“An estimated 5000 metric tons of finished rice are turned out daily by the 11 integrated mills and 20 clusters in Kano.
“The ratio is 40 per cent from the integrated mills and 60 per cent from the clusters, while mills, combined, employ about 10,000 people.
The team visited four integrated rice mills which are Al-Hamsad Rice, Kura Brothers Rice Mill, Tiamin Rice Ltd and Umza International Farms, in addition to clusters of cottage rice mills in Kura Local Government Area of the state.
Meanwhile, Gov. Abdullahi Ganduje, of Kano State, on Thursday appealed to President Muhammadu Buhari, to sustain the Border Drill Policy and assistance to rice farmers for Nigeria to attain food sufficiency.
Ganduje made the appeal on Thursday in Kano, when the ministers of Information, and Culture, Alhaji Lai Mohammed, Agriculture and Rural Development Sabo Nanono, led stakeholders on rice production value chain, on courtesy visit to him.
The ministers were in Kano on an assessment tour of impact of the border drill on the entire rice production value chain.
The governor said that, though the partial border closure was inflicting some pains on the people, they were however, temporary inconveniences that must be endured for a better future for the country.
“We know that there is a kind of conspiracy on this issue from people calling on the President to re-open the border.
“I believe the policy must continue until we reach the next level,” he said.
The governor commended the president for his political will to take the decision that would positively transform the country and aid its food sufficiency.
“What we are witnessing now on the closure of the border is the kind of political will that we needed many years ago.
“Past administrations could not attain this success because of the influence from few individuals who were benefitting from rice importation.
“With the good will of President Muhammadu Buhari when he came in, he did not mince words when he said it will not be business as usual.

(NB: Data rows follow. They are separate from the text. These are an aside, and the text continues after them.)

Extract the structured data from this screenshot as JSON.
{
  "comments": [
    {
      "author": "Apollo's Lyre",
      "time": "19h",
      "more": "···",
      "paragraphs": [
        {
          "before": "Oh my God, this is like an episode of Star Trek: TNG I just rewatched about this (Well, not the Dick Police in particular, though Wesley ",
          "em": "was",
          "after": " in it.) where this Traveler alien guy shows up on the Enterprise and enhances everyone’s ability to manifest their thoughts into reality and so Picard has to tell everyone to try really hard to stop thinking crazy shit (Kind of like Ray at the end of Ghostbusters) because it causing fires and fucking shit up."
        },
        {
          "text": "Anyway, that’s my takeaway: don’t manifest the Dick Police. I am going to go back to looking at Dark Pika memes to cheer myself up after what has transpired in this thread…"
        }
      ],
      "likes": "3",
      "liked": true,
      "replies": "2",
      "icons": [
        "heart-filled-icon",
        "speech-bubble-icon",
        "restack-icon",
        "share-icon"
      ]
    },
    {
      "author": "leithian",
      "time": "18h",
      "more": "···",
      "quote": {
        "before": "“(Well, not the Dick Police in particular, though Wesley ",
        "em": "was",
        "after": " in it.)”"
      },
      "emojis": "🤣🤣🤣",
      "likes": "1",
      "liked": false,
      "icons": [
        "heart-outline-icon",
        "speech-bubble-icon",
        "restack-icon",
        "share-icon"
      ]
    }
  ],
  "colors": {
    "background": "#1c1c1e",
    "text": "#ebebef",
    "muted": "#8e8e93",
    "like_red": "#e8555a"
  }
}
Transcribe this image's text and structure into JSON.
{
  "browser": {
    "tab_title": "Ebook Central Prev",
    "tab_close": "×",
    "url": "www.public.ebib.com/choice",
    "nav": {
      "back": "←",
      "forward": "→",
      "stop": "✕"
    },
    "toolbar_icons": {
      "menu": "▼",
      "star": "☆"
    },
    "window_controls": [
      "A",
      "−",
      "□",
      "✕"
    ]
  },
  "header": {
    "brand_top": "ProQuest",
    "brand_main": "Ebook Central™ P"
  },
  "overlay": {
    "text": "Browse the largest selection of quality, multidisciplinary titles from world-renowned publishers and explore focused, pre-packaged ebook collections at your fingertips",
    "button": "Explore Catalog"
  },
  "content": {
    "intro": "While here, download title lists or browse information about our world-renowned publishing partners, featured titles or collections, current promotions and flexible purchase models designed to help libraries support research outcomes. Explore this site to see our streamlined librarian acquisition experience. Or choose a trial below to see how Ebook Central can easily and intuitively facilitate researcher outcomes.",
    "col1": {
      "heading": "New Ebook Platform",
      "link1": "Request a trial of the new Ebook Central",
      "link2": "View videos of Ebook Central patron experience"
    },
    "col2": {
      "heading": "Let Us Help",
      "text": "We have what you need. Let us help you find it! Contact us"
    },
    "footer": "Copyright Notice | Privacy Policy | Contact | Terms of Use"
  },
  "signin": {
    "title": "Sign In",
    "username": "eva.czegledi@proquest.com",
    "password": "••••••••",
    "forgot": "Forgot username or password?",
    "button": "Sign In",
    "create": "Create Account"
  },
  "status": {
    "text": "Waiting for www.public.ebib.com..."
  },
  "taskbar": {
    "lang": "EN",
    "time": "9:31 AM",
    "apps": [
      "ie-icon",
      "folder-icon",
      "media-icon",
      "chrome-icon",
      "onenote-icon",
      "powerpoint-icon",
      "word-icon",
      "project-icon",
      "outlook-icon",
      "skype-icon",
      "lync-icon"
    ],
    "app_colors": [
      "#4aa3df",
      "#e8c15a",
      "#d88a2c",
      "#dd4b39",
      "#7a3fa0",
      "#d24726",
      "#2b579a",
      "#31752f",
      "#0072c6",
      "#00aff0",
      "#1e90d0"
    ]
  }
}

“If we want to feed ourselves, we must go back to the farms; we must produce what we eat.
“What is needed is the right policies and persistence to ensure that the policies are implemented to the latter.